Human brain `on a microchip`

Canadian scientists have created a neurochip, that "communicates" with brain cells.

Toronto: Human brain on a microchip?
Yes, Canadian scientists have created such a microchip
basically a neurochip, that "communicates" with brain cells, a
discovery that they claim could help patients with Alzheimer`s
and Parkinson`s diseases.

In fact, the microchip is able to monitor the
electrical and chemical dialogue between brain cells, and to
track subtle changes in brain activity, say the scientists at
Calgary University.

Naweed Syed, who led the team, was quoted by the
media as saying, "We have never been able to record the subtle
activity from brain cells that we have now because this is
actually the last frontier.

"This technical breakthrough means we can track subtle
changes in brain activity at the level of ion channels and
synaptic potentials, which are also the most suitable target
sites for drug development in neuro-degenerative diseases and
neuropsychological disorders."

The new technology actually improves on a previous
chip by Syed`s team in 2004 that used brain cells from snails.
And, the new microchips are also automated, according to the
Canadian scientists.

According to the university, "Previously it took
years of training to learn how to record ion channel activity
from brain cells, and it was only possible to monitor one or
two cells simultaneously.

"Now, larger networks of cells can be placed on
a chip and observed in minute detail, allowing the analysis
of several brain cells networking and performing automatic,
largescale drug screening for various brain dysfunctions."

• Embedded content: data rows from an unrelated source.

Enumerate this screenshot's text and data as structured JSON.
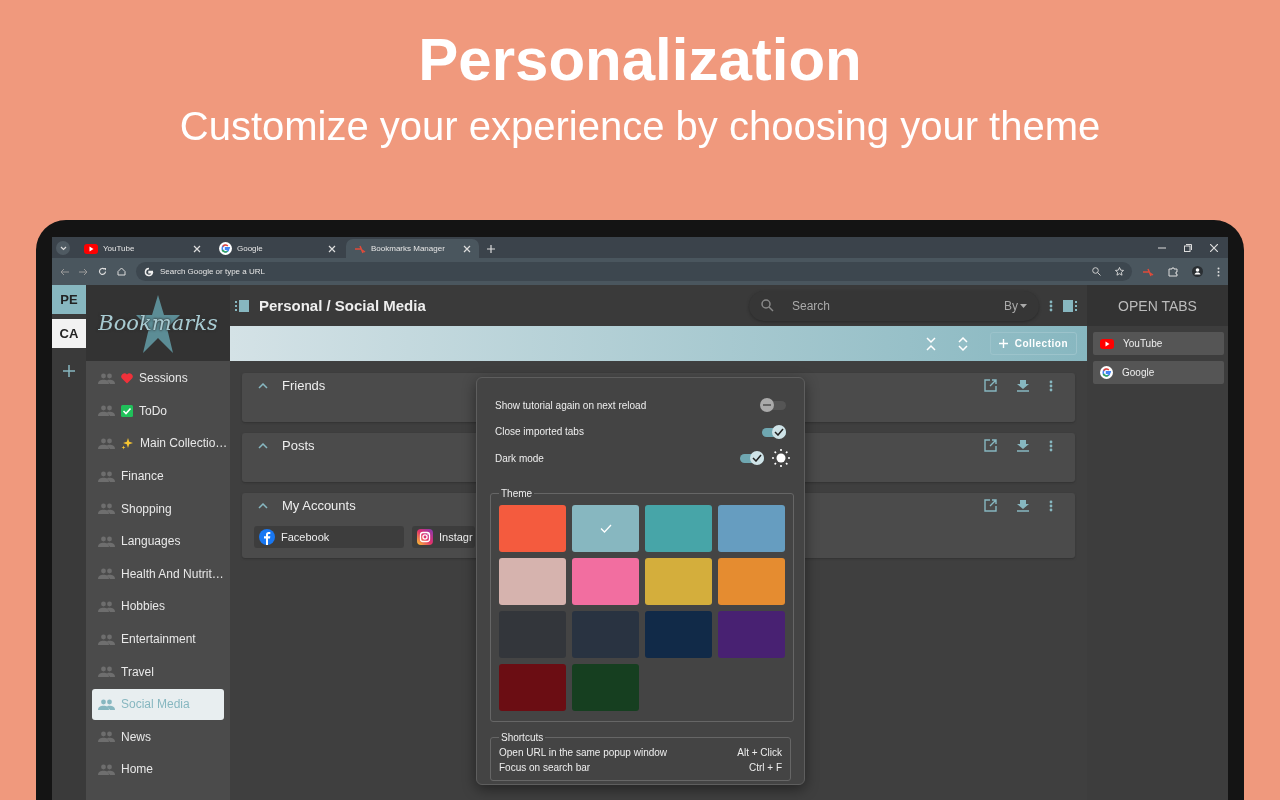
{
  "promo": {
    "title": "Personalization",
    "subtitle": "Customize your experience by choosing your theme"
  },
  "browser": {
    "tabs": [
      {
        "title": "YouTube",
        "selected": false
      },
      {
        "title": "Google",
        "selected": false
      },
      {
        "title": "Bookmarks Manager",
        "selected": true
      }
    ],
    "address_placeholder": "Search Google or type a URL"
  },
  "workspaces": [
    {
      "label": "PE",
      "selected": true
    },
    {
      "label": "CA",
      "selected": false
    }
  ],
  "sidebar": {
    "logo": "Bookmarks",
    "items": [
      {
        "label": "Sessions",
        "selected": false
      },
      {
        "label": "ToDo",
        "selected": false
      },
      {
        "label": "Main Collectio…",
        "selected": false
      },
      {
        "label": "Finance",
        "selected": false
      },
      {
        "label": "Shopping",
        "selected": false
      },
      {
        "label": "Languages",
        "selected": false
      },
      {
        "label": "Health And Nutrit…",
        "selected": false
      },
      {
        "label": "Hobbies",
        "selected": false
      },
      {
        "label": "Entertainment",
        "selected": false
      },
      {
        "label": "Travel",
        "selected": false
      },
      {
        "label": "Social Media",
        "selected": true
      },
      {
        "label": "News",
        "selected": false
      },
      {
        "label": "Home",
        "selected": false
      }
    ]
  },
  "header": {
    "breadcrumb": "Personal / Social Media",
    "search_placeholder": "Search",
    "sort_label": "By"
  },
  "banner": {
    "add_button": "Collection"
  },
  "collections": [
    {
      "title": "Friends",
      "expanded": true
    },
    {
      "title": "Posts",
      "expanded": true
    },
    {
      "title": "My Accounts",
      "expanded": true,
      "links": [
        {
          "title": "Facebook"
        },
        {
          "title": "Instagr"
        }
      ]
    }
  ],
  "settings": {
    "toggles": [
      {
        "label": "Show tutorial again on next reload",
        "on": false,
        "kind": "toggle"
      },
      {
        "label": "Close imported tabs",
        "on": true,
        "kind": "toggle"
      },
      {
        "label": "Dark mode",
        "on": true,
        "kind": "theme-toggle"
      }
    ],
    "theme_legend": "Theme",
    "themes": [
      {
        "color": "#f45b3e",
        "selected": false
      },
      {
        "color": "#87b7c0",
        "selected": true
      },
      {
        "color": "#47a5a8",
        "selected": false
      },
      {
        "color": "#669dc0",
        "selected": false
      },
      {
        "color": "#d6b3ae",
        "selected": false
      },
      {
        "color": "#f26ea0",
        "selected": false
      },
      {
        "color": "#d4ae3c",
        "selected": false
      },
      {
        "color": "#e58c30",
        "selected": false
      },
      {
        "color": "#33363b",
        "selected": false
      },
      {
        "color": "#293341",
        "selected": false
      },
      {
        "color": "#112a48",
        "selected": false
      },
      {
        "color": "#482172",
        "selected": false
      },
      {
        "color": "#6b0d13",
        "selected": false
      },
      {
        "color": "#163f20",
        "selected": false
      }
    ],
    "shortcuts_legend": "Shortcuts",
    "shortcuts": [
      {
        "action": "Open URL in the same popup window",
        "keys": "Alt + Click"
      },
      {
        "action": "Focus on search bar",
        "keys": "Ctrl + F"
      }
    ]
  },
  "open_tabs": {
    "title": "OPEN TABS",
    "items": [
      {
        "title": "YouTube"
      },
      {
        "title": "Google"
      }
    ]
  }
}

The findings have been published in the `Biomedical
Microdevices` journal.